Search the data for the word "icon" and copy each line that has it.
Provided records Start Marker
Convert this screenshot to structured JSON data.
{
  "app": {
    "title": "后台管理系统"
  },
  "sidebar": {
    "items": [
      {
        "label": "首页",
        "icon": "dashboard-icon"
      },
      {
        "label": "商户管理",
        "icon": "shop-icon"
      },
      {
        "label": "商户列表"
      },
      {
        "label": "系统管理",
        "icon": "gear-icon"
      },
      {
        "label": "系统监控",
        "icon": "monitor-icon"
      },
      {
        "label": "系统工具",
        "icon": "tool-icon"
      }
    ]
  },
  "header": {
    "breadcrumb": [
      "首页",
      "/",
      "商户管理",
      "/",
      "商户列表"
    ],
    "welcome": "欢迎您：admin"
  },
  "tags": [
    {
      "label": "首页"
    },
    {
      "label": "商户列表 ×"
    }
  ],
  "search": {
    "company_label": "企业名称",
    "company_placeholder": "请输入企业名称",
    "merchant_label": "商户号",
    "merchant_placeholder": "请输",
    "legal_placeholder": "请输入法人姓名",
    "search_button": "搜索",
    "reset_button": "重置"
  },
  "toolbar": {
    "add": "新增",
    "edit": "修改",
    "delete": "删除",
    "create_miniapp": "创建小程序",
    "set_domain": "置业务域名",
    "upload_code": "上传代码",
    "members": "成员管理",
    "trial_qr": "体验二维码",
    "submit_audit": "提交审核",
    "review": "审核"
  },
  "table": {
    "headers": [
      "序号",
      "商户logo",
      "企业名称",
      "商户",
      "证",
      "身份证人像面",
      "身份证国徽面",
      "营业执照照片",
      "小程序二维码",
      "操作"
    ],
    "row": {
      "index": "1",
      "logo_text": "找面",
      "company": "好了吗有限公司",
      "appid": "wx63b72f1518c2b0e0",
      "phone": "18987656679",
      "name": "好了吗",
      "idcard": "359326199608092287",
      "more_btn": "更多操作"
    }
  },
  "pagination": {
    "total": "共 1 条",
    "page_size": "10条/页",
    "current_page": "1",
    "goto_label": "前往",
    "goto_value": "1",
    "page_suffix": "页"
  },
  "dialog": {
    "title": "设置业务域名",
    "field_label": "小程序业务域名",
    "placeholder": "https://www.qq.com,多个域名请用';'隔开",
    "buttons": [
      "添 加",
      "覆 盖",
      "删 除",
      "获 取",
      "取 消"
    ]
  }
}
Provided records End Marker
Written response:
        "icon": "dashboard-icon"
        "icon": "shop-icon"
        "icon": "gear-icon"
        "icon": "monitor-icon"
        "icon": "tool-icon"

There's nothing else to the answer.